The Palouse is a peculiar little river. Its headwaters seep out of a few damp, wooded mountains in northern Idaho. It rambles unassumingly through a maze of bucolic hills and wheatfields. It picks up a little speed once it enters the broad basalt canyons of the Channeled Scablands. But just a few miles above its mouth, its character changes dramatically.
The lower Palouse has one of the most remarkable geologic histories of any river in the West. Its lower canyon formed in a geologic instant as the giant floods of the Ice Age blasted a hole in its valley wall and sent it tumbling rapidly downhill to meet the Snake via a new route. (Its old course is now a dry dusty valley in the sage desert.) On the way it drops over one of Washington’s most famous waterfalls, but its canyon up- and downstream of the falls is also full of beautiful whitewater and cascades.

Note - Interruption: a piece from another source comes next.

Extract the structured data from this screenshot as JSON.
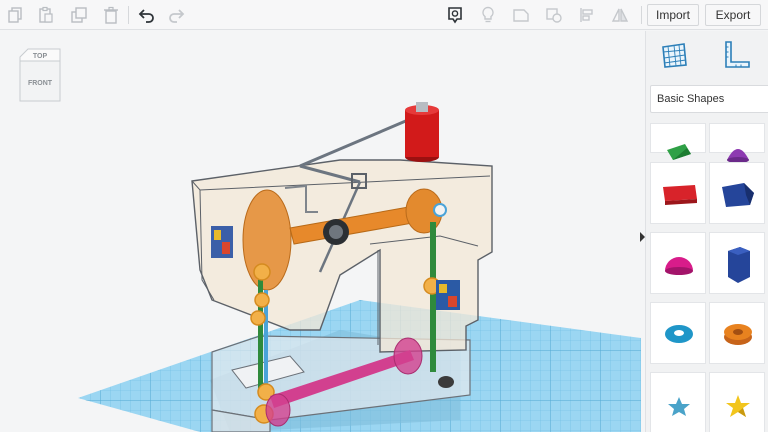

Palouse Falls State Park is a popular place, and my friend Aaron Cowan and I had lots of company while I shot these images on an early spring afternoon. This place is not deep wilderness. But however much the Palouse has been tamed, cultivated, polluted and photographed, the river still cuts a window into the landscape’s wild geologic core.